Trump asked Apple to help the federal agencies unlock phones that are used by criminals something that Apple has refused to do.
He said that his government had consistently helped apple in trade matters and so it was time for Apple to reciprocate.
The US president in his tweet, said: "We are helping Apple all of the time on trade and so many other issues, and yet they refuse to unlock phones used by killers, drug dealers and other violent criminal elements. They will have to step up to the plate and help our great Country, Now! Make America great again."
We are helping Apple all of the time on TRADE and so many other issues, and yet they refuse to unlock phones used by killers, drug dealers and other violent criminal elements. They will have to step up to the plate and help our great Country, NOW! MAKE AMERICA GREAT AGAIN.

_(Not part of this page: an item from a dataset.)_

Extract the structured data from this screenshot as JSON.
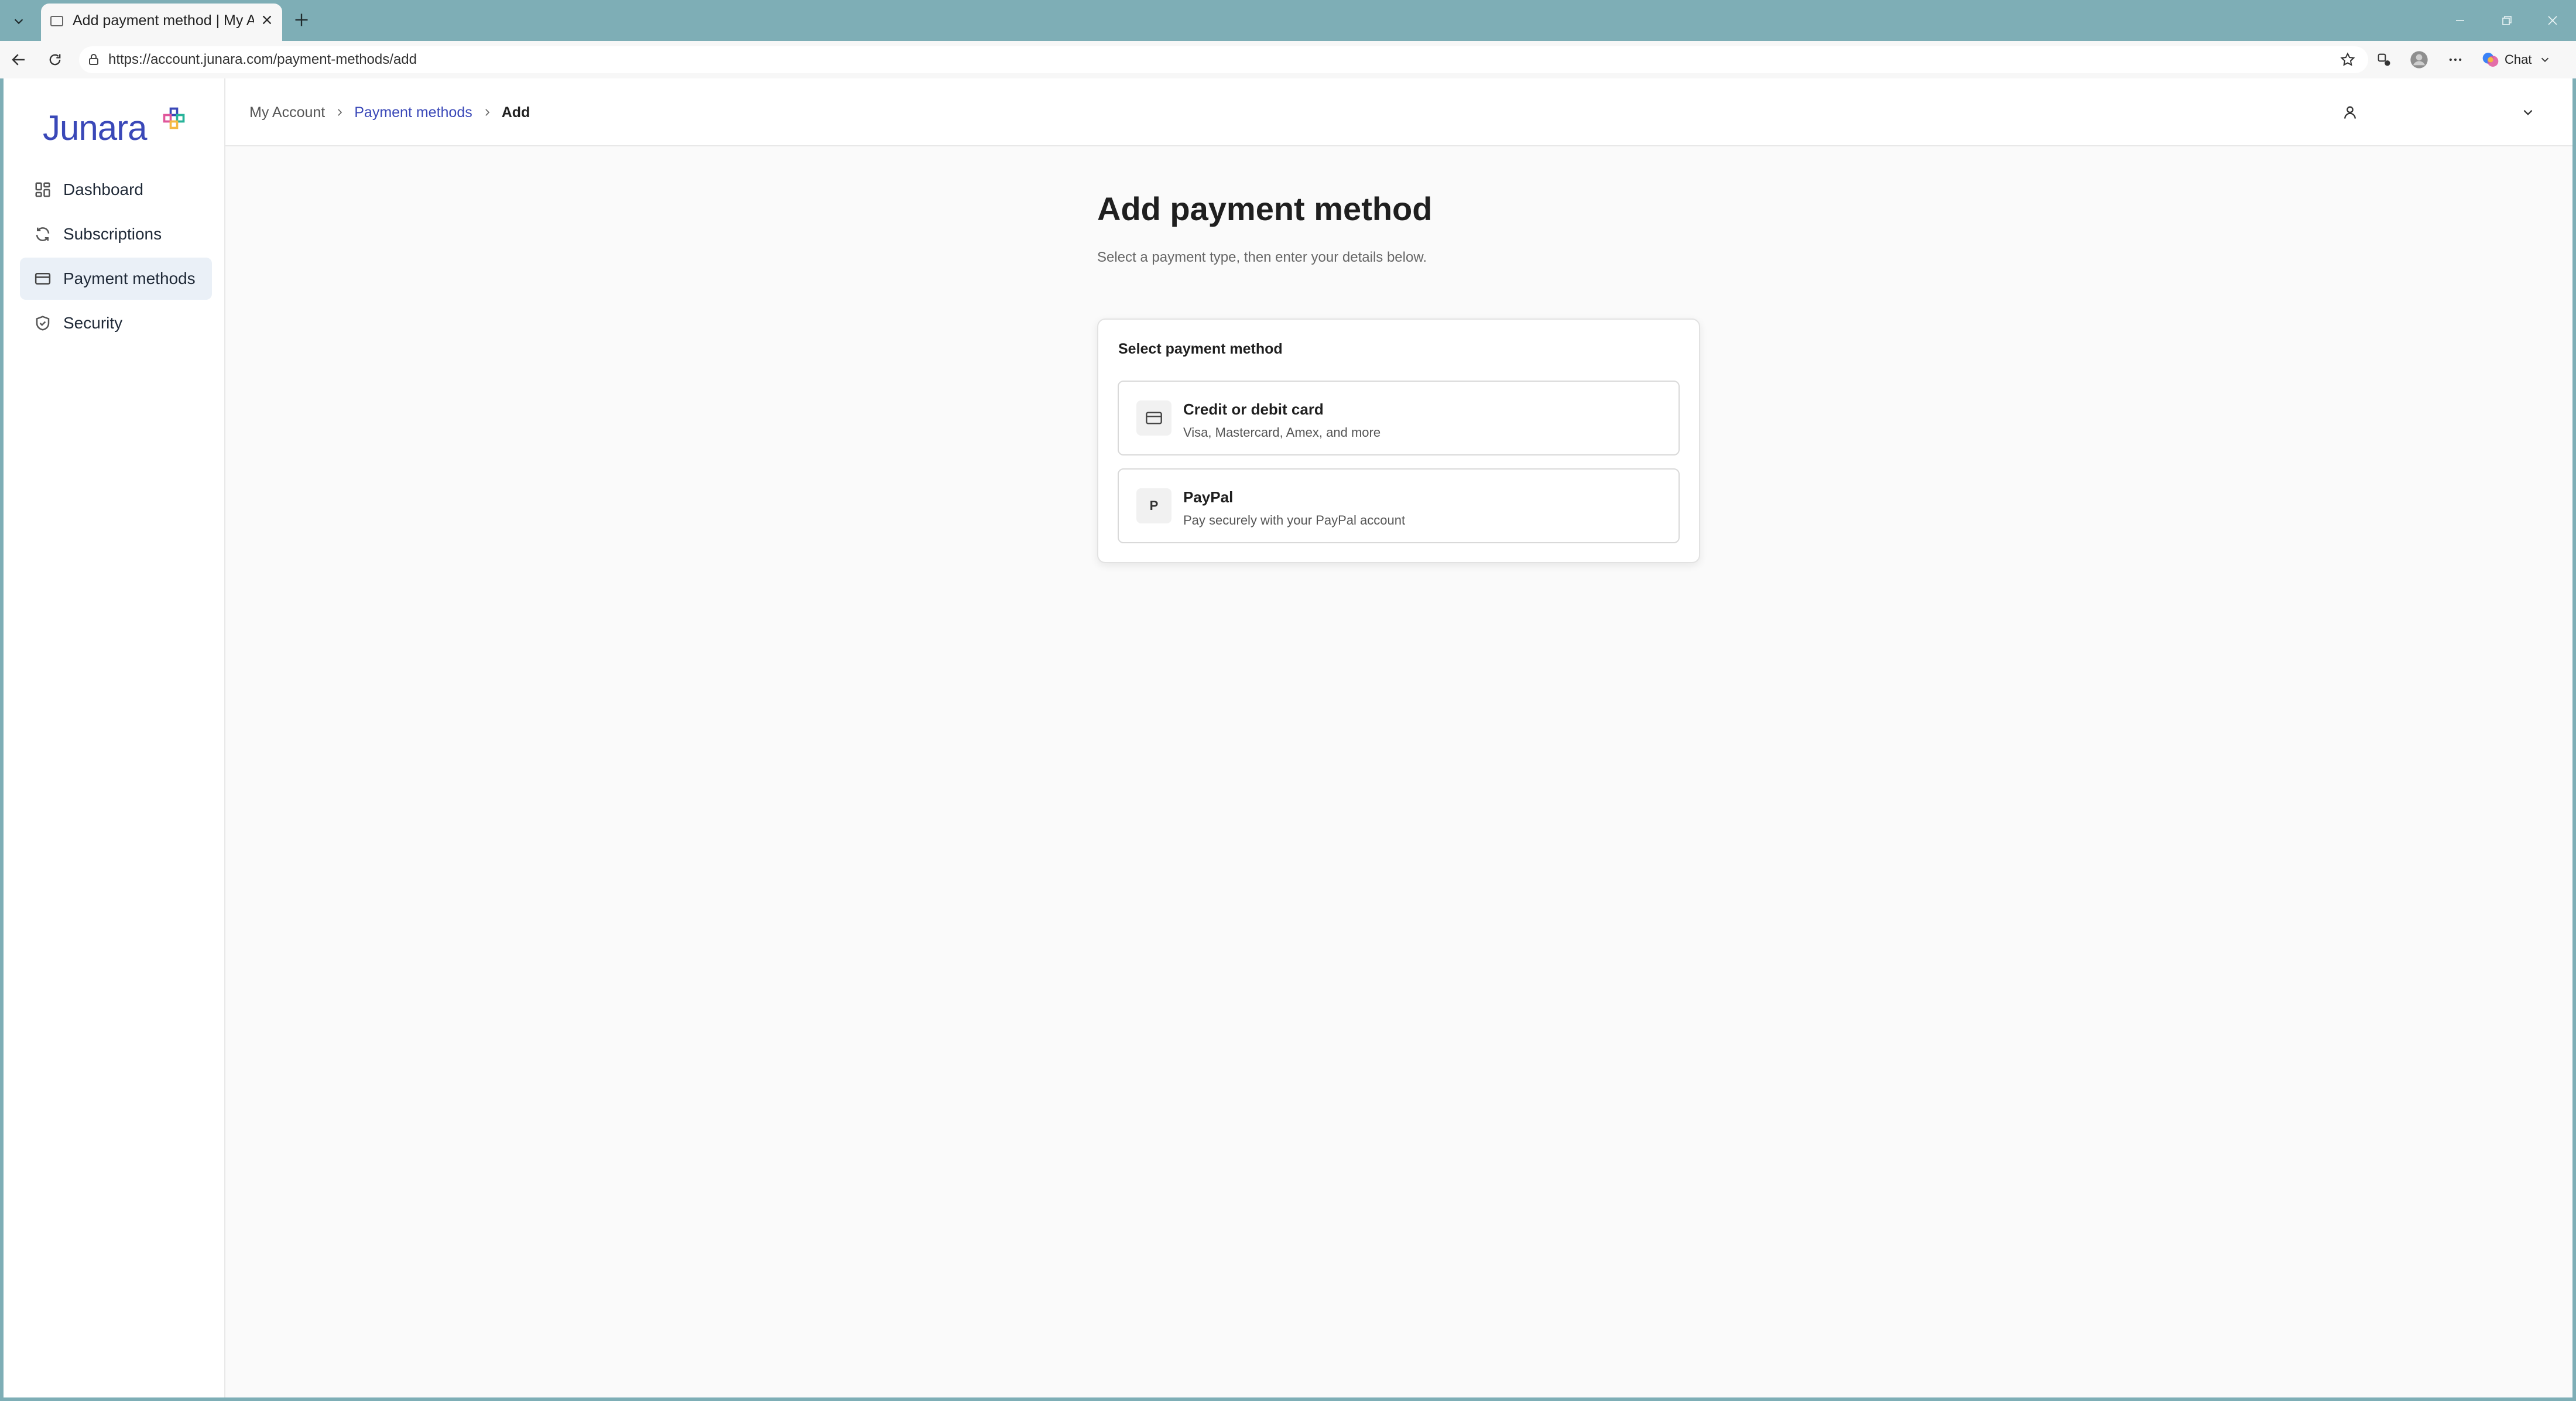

But they have consistently denied easing encryption levels for law enforcement agencies. In a statement issued on Monday, the company said there would be no backdoor entry for the good guys.
This is the latest instance in a long stand-off between Apple and the American government. Back in 2015, a terrorist attack in San Bernardino claimed the lives of 14 people. The FBI obtained a court order asking Apple to unlock the attacker's I-phone.

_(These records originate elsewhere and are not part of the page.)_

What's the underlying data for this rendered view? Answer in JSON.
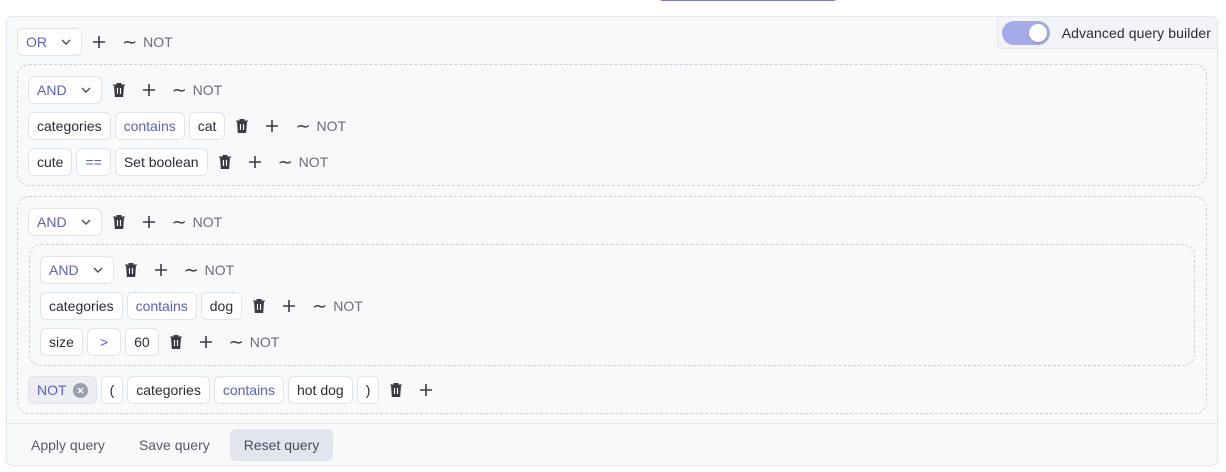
{
  "toggle": {
    "label": "Advanced query builder",
    "on": true
  },
  "root": {
    "combinator": "OR",
    "not_label": "NOT"
  },
  "group1": {
    "combinator": "AND",
    "not_label": "NOT",
    "rules": [
      {
        "field": "categories",
        "operator": "contains",
        "value": "cat",
        "not_label": "NOT"
      },
      {
        "field": "cute",
        "operator": "==",
        "value": "Set boolean",
        "not_label": "NOT"
      }
    ]
  },
  "group2": {
    "combinator": "AND",
    "not_label": "NOT",
    "inner": {
      "combinator": "AND",
      "not_label": "NOT",
      "rules": [
        {
          "field": "categories",
          "operator": "contains",
          "value": "dog",
          "not_label": "NOT"
        },
        {
          "field": "size",
          "operator": ">",
          "value": "60",
          "not_label": "NOT"
        }
      ]
    },
    "negated_rule": {
      "not_badge": "NOT",
      "open_paren": "(",
      "field": "categories",
      "operator": "contains",
      "value": "hot dog",
      "close_paren": ")"
    }
  },
  "footer": {
    "apply": "Apply query",
    "save": "Save query",
    "reset": "Reset query"
  },
  "colors": {
    "accent": "#5a5fc4",
    "toggle_track": "#a7aae8"
  }
}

But Apple did not comply, and the FBI ended up using a private company to bypass the encryption.
Apple had a stand-off with the Obama administration over the same problem, and now it has spilt over to the Trump regime.

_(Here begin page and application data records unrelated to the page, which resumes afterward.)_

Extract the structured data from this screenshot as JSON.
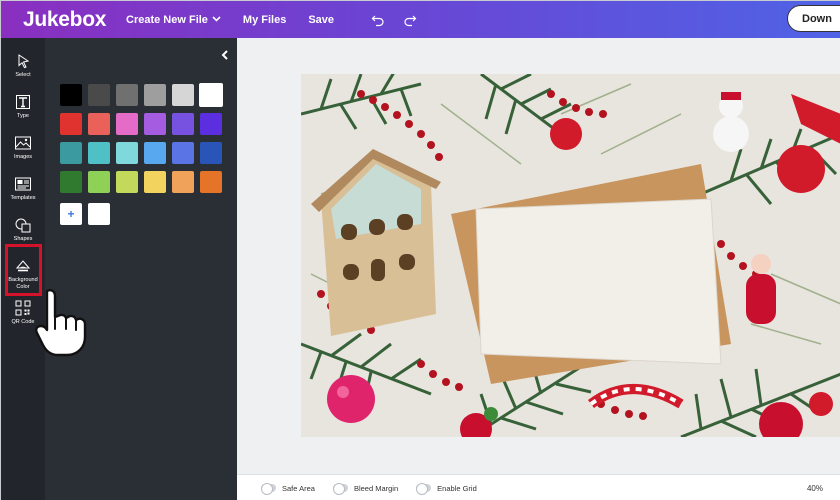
{
  "topbar": {
    "logo": "Jukebox",
    "nav": [
      {
        "label": "Create New File",
        "has_dropdown": true
      },
      {
        "label": "My Files"
      },
      {
        "label": "Save"
      }
    ],
    "undo_icon": "undo-icon",
    "redo_icon": "redo-icon",
    "download_label": "Down"
  },
  "rail": {
    "tools": [
      {
        "label": "Select",
        "icon": "cursor-icon"
      },
      {
        "label": "Type",
        "icon": "type-icon"
      },
      {
        "label": "Images",
        "icon": "image-icon"
      },
      {
        "label": "Templates",
        "icon": "templates-icon"
      },
      {
        "label": "Shapes",
        "icon": "shapes-icon"
      },
      {
        "label": "Background Color",
        "icon": "paint-bucket-icon",
        "highlighted": true
      },
      {
        "label": "QR Code",
        "icon": "qr-code-icon"
      }
    ]
  },
  "panel": {
    "collapse_icon": "chevron-left-icon",
    "swatches": [
      "#000000",
      "#4a4a4a",
      "#707070",
      "#9e9e9e",
      "#d6d6d6",
      "#ffffff",
      "#e0332f",
      "#e96158",
      "#e56bc8",
      "#a55ce0",
      "#7752e0",
      "#5b2ee0",
      "#3a9aa0",
      "#4ec0c6",
      "#7fd8dc",
      "#57a8ef",
      "#5a74e6",
      "#2a55b8",
      "#2f7a2f",
      "#8ed156",
      "#c2d95c",
      "#f2d35e",
      "#f0a15a",
      "#e57328"
    ],
    "selected_swatch_index": 5,
    "add_custom_label": "+",
    "custom_colors": [
      "#ffffff"
    ]
  },
  "canvas": {
    "photo_alt": "christmas-flatlay-photo"
  },
  "bottombar": {
    "toggles": [
      {
        "label": "Safe Area",
        "on": false
      },
      {
        "label": "Bleed Margin",
        "on": false
      },
      {
        "label": "Enable Grid",
        "on": false
      }
    ],
    "zoom": "40%"
  }
}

Tech companies like Apple and Google argue that weaker encryption will jeopardize billions of devices across the world.
But US Senate in December warned that if tech companies do not cooperate with law enforcement, they would introduce laws to regulate encryption.
Even in India, the government is fighting a battle with tech giants over encryption.
The Indian government argued that a terrorist cannot have privacy in India, and so phones belonging to criminals must be decrypted by the parent companies.
The disputes reached the Supreme Court, where Facebook argued that it was not legally bound to share data with the Indian government.
The company said it was open to the government decrypting messages by itself, but not to wilfully sharing user data. The case is a reminder of an earlier row between Facebook and the Indian government over WhatsApp decryption row.